The Black Swan

The Impact of the Highly Improbable

by Nassim Nicholas Taleb


Simultaneously better and worse than I expected. (2nd edition is much better than the 1st, includes a section re: his argumentative errors).

The book is tripartite: Primo, Umberto Eco’s Antilibrary deals with “how we humans deal with knowledge” with sometimes-clever anecdotes and philosophical arguments; Secundo, We Just Can’t Predict rails against the ability of humans to predict complex systems (with mentions of Phil Tetlock); Terso, Those Grey Swans of Extremistan attempts to add mathematical rigor to his arguments against the Gaussian.

(I previously had some stylistic criticism here, but I don’t think it was good enough to be worth anyone’s time.)


Humans turn things into stories. Taleb claims we do this because it condenses the inherently complex world around us into easily digestible information, and as a result we constantly run the risk of running afoul of the randomness of the world (when the information we use to construct our models implicitly excludes possibly relevant data, our models will be more simplistic than they should be).

Post-hoc rationalization is simply a corollary of this tendency - we view the past as a story as well (it is the job of the historian to make history make sense with stories, to ignore the role of complexity and random chance). Sometimes the narratives constructed based on “principles” and “thought” fail (the Ludic Fallacy, or why the layman can predict things as well as or better than an expert). Taleb claims narrativization (among other things) has subsumed the social sciences, specifically economics, and blinds academia to unknown unknowns, randomness, and the incompetence of their own economic theory.

Which of these two statements seems more likely? Joey seemed happily married. He killed his wife. Joey seemed happily married. He killed his wife to get her inheritance.

The second makes more sense, while the first is more likely (the second is a strict subset of the first).

Mediocristan vs. Extremistan

I view the heart of NNT’s argument against the Gaussian as 1) the Gaussian cannot exist in Extremistan and 2) Extremistan is where many (if not most) important things lie.

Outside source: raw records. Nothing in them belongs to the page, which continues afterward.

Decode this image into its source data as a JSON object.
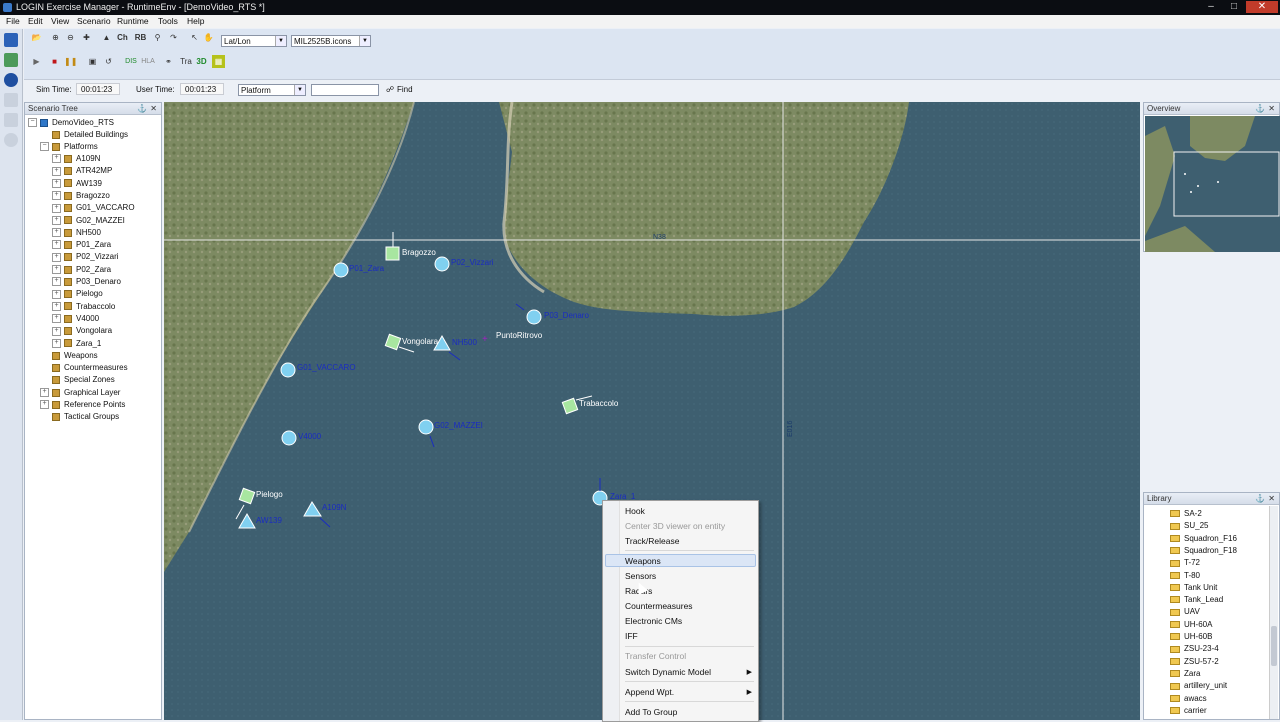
{
  "window": {
    "title": "LOGIN Exercise Manager - RuntimeEnv - [DemoVideo_RTS *]"
  },
  "menu": [
    "File",
    "Edit",
    "View",
    "Scenario",
    "Runtime",
    "Tools",
    "Help"
  ],
  "toolbar": {
    "coord_system": "Lat/Lon",
    "icon_set": "MIL2525B.icons",
    "labels": {
      "ch": "Ch",
      "rb": "RB",
      "dis": "DIS",
      "hla": "HLA",
      "tra": "Tra",
      "three_d": "3D"
    }
  },
  "status": {
    "sim_time_label": "Sim Time:",
    "sim_time": "00:01:23",
    "user_time_label": "User Time:",
    "user_time": "00:01:23",
    "filter": "Platform",
    "search_value": "",
    "find_label": "Find"
  },
  "scenario_tree": {
    "title": "Scenario Tree",
    "root": "DemoVideo_RTS",
    "detailed_buildings": "Detailed Buildings",
    "platforms_label": "Platforms",
    "platforms": [
      "A109N",
      "ATR42MP",
      "AW139",
      "Bragozzo",
      "G01_VACCARO",
      "G02_MAZZEI",
      "NH500",
      "P01_Zara",
      "P02_Vizzari",
      "P02_Zara",
      "P03_Denaro",
      "Pielogo",
      "Trabaccolo",
      "V4000",
      "Vongolara",
      "Zara_1"
    ],
    "others": [
      "Weapons",
      "Countermeasures",
      "Special Zones",
      "Graphical Layer",
      "Reference Points",
      "Tactical Groups"
    ]
  },
  "map": {
    "grid_labels": {
      "lat": "N38",
      "lon": "E016"
    },
    "entities": [
      {
        "label": "Bragozzo",
        "kind": "neutral"
      },
      {
        "label": "P02_Vizzari",
        "kind": "friend"
      },
      {
        "label": "P01_Zara",
        "kind": "friend"
      },
      {
        "label": "P03_Denaro",
        "kind": "friend"
      },
      {
        "label": "PuntoRitrovo",
        "kind": "point"
      },
      {
        "label": "Vongolara",
        "kind": "neutral"
      },
      {
        "label": "NH500",
        "kind": "friend-air"
      },
      {
        "label": "G01_VACCARO",
        "kind": "friend"
      },
      {
        "label": "Trabaccolo",
        "kind": "neutral"
      },
      {
        "label": "G02_MAZZEI",
        "kind": "friend"
      },
      {
        "label": "V4000",
        "kind": "friend"
      },
      {
        "label": "Pielogo",
        "kind": "neutral"
      },
      {
        "label": "A109N",
        "kind": "friend-air"
      },
      {
        "label": "AW139",
        "kind": "friend-air"
      },
      {
        "label": "Zara_1",
        "kind": "friend"
      }
    ]
  },
  "overview": {
    "title": "Overview"
  },
  "library": {
    "title": "Library",
    "items": [
      "SA-2",
      "SU_25",
      "Squadron_F16",
      "Squadron_F18",
      "T-72",
      "T-80",
      "Tank Unit",
      "Tank_Lead",
      "UAV",
      "UH-60A",
      "UH-60B",
      "ZSU-23-4",
      "ZSU-57-2",
      "Zara",
      "artillery_unit",
      "awacs",
      "carrier"
    ]
  },
  "context_menu": {
    "hook": "Hook",
    "center_3d": "Center 3D viewer on entity",
    "track_release": "Track/Release",
    "weapons": "Weapons",
    "sensors": "Sensors",
    "radars": "Radars",
    "countermeasures": "Countermeasures",
    "electronic_cms": "Electronic CMs",
    "iff": "IFF",
    "transfer_control": "Transfer Control",
    "switch_dynamic_model": "Switch Dynamic Model",
    "append_wpt": "Append Wpt.",
    "add_to_group": "Add To Group"
  },
  "colors": {
    "sea": "#3c5d6e",
    "land": "#7f8a62",
    "friend": "#80d0f0",
    "neutral": "#a8e6a0",
    "highlight": "#dbe6f6"
  }
}
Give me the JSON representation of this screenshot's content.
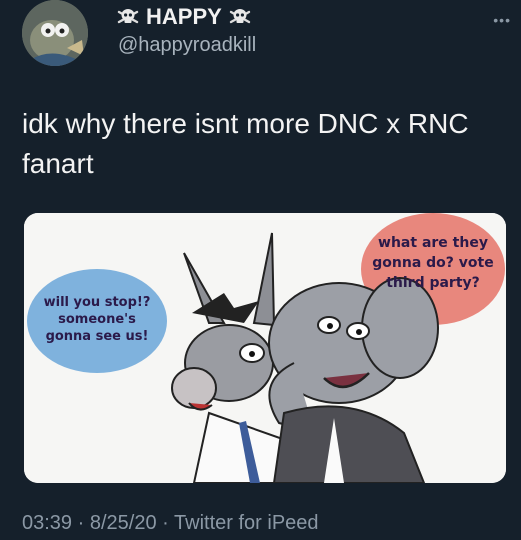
{
  "author": {
    "display_name": "HAPPY",
    "handle": "@happyroadkill",
    "avatar_icon": "avatar-image",
    "badge_icon": "skull-crossbones-icon"
  },
  "tweet": {
    "text": "idk why there isnt more DNC x RNC fanart",
    "media": {
      "left_bubble": [
        "will you stop!?",
        "someone's",
        "gonna see us!"
      ],
      "right_bubble": [
        "what are they",
        "gonna do? vote",
        "third party?"
      ]
    }
  },
  "meta": {
    "time": "03:39",
    "date": "8/25/20",
    "source": "Twitter for iPeed",
    "separator": "·"
  },
  "colors": {
    "background": "#15202b",
    "text": "#e7e9ea",
    "muted": "#8b98a5",
    "blue_bubble": "#7fb2dd",
    "red_bubble": "#e8877d"
  }
}
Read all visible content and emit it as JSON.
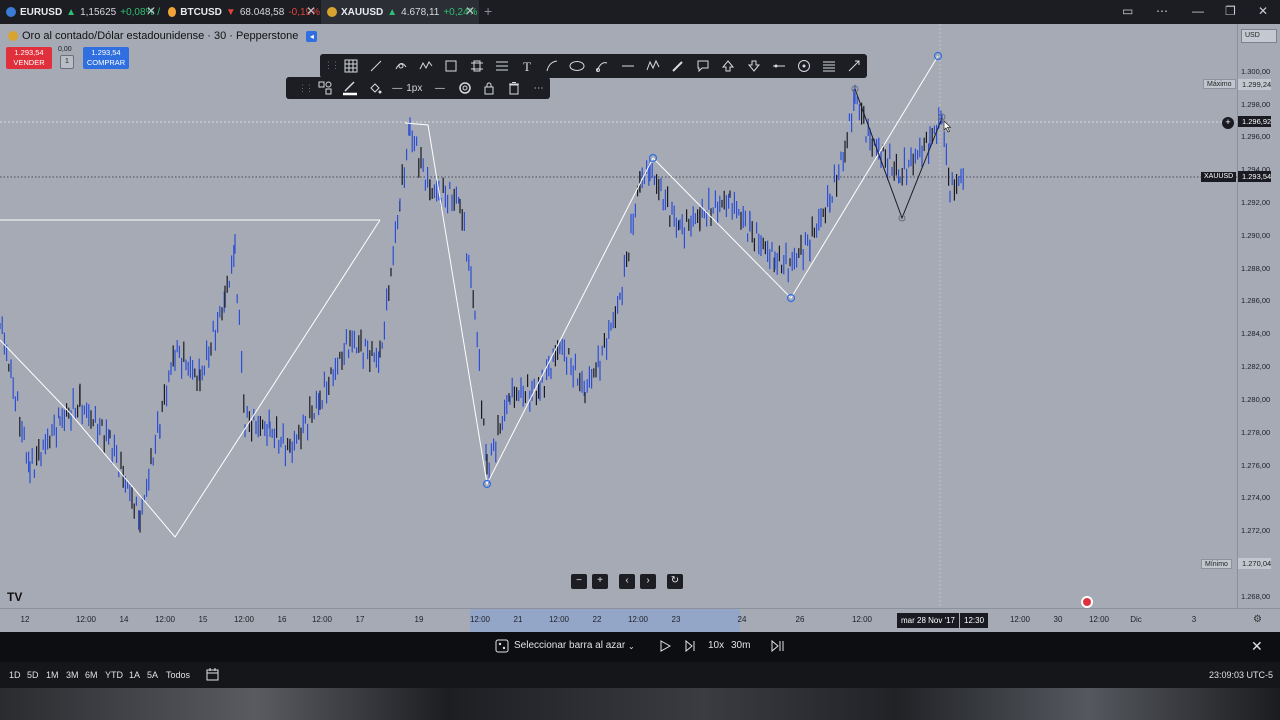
{
  "tabs": [
    {
      "symbol": "EURUSD",
      "price": "1,15625",
      "change": "+0,08% /",
      "dir": "up",
      "coin_color": "#3a7bd5"
    },
    {
      "symbol": "BTCUSD",
      "price": "68.048,58",
      "change": "-0,19%",
      "dir": "down",
      "coin_color": "#f2a33a"
    },
    {
      "symbol": "XAUUSD",
      "price": "4.678,11",
      "change": "+0,24%",
      "dir": "up",
      "coin_color": "#d8a330"
    }
  ],
  "chart": {
    "title": "Oro al contado/Dólar estadounidense · 30 · Pepperstone",
    "sell_price": "1.293,54",
    "sell_label": "VENDER",
    "buy_price": "1.293,54",
    "buy_label": "COMPRAR",
    "spread_value": "0,00",
    "spread_box": "1",
    "currency_button": "USD",
    "stroke_width": "1px",
    "high_label": "Máximo",
    "high_value": "1.299,24",
    "low_label": "Mínimo",
    "low_value": "1.270,04",
    "crosshair_value": "1.296,92",
    "symbol_tag": "XAUUSD",
    "last_price": "1.293,54",
    "crosshair_date": "mar 28 Nov '17",
    "crosshair_time": "12:30",
    "watermark": "TV"
  },
  "price_axis": [
    "1.300,00",
    "1.298,00",
    "1.296,00",
    "1.294,00",
    "1.292,00",
    "1.290,00",
    "1.288,00",
    "1.286,00",
    "1.284,00",
    "1.282,00",
    "1.280,00",
    "1.278,00",
    "1.276,00",
    "1.274,00",
    "1.272,00",
    "1.268,00"
  ],
  "time_axis": [
    "12",
    "12:00",
    "14",
    "12:00",
    "15",
    "12:00",
    "16",
    "12:00",
    "17",
    "19",
    "12:00",
    "21",
    "12:00",
    "22",
    "12:00",
    "23",
    "24",
    "26",
    "12:00",
    "12:00",
    "30",
    "12:00",
    "Dic",
    "3"
  ],
  "replay": {
    "select_bar": "Seleccionar barra al azar",
    "speed": "10x",
    "interval": "30m"
  },
  "ranges": [
    "1D",
    "5D",
    "1M",
    "3M",
    "6M",
    "YTD",
    "1A",
    "5A",
    "Todos"
  ],
  "clock": "23:09:03 UTC-5",
  "colors": {
    "chart_bg": "#a6aab5",
    "candle_blue": "#2c4fd6",
    "candle_dark": "#1a1b22",
    "sell": "#e0303c",
    "buy": "#2f6fe0"
  }
}
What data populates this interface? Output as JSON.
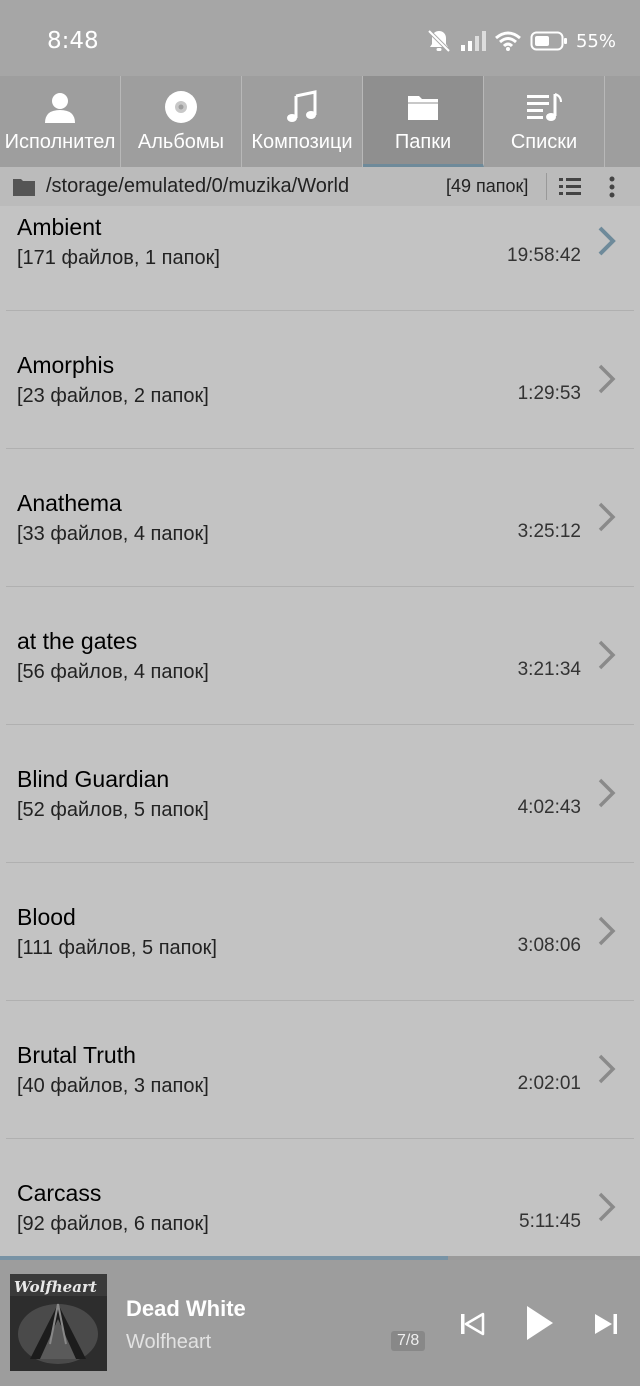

To understand Mediocristan and Extremistan, we must first understand the dichotomy of Type 1 and Type 2 randomness: Type 1 obeys the law of large numbers, such that with a large sample an individual outlier will not change the aggregate that much. Type 2 does not follow this rule. (Stereotypical example of Type 1 is the Gaussian, that of Type 2 is a Power Law distribution). Mediocristan is where Type 1 randomness exists, Extremistan is that where Type 2 exists.

Extremistan is characterized by “scalability” - where it is possible for a few to monopolize most of the value in a market (he uses the example of Horowitz’s classical piano records vs. the local live performance - music is now scalable, therefore lives in Extremistan). He claims that luck plays a large role in who succeeds and who fails in Extremistan, and that these worlds are extremely Black Swan prone. The failures in current modeling stem from modeling Extremistani environments as Mediocristan (Gaussian) ones.

Later, in Part Three, NNT introduces the idea of “fractal randomness”: randomness which can appear superficially Gaussian, but is not; randomness which has similar variation at all levels; randomness that can appear to be in Mediocristan but actually exists in Extremistan. While I think his association to fracticality is because of his adoration of Mandelbrot (not underserved, for what it’s worth), it is true that assuming scale-invariant variation in data gives you good models of things (Pareto models, 80/20 law, the distribution of wealth in the top 1% is similar to the overall distribution of wealth). He claims this turns Black Swans into Grey Swans, I somewhat agree.

Assorted Philosophizing

Taleb clearly has Heroes: Poincaré, Popper, Mandelbrot, etc. (he even says this himself):
Half the people I know call me irreverent (you have read my comments about your local Platonified professors), half call me fawning (you have seen my slavish devotion to Huet, Bayle, Popper, Poincaré, Montaigne, Hayek, and others).

His heroes are very interesting. Popper has shown up as the fundamental critic of historicity, Hayek as one of the only sane economists, Poincaré as a luminary polymath, and the anecdotes he drops make for good starting points for reading material (apparently Yevegenia was fictional, so that doesn’t count here).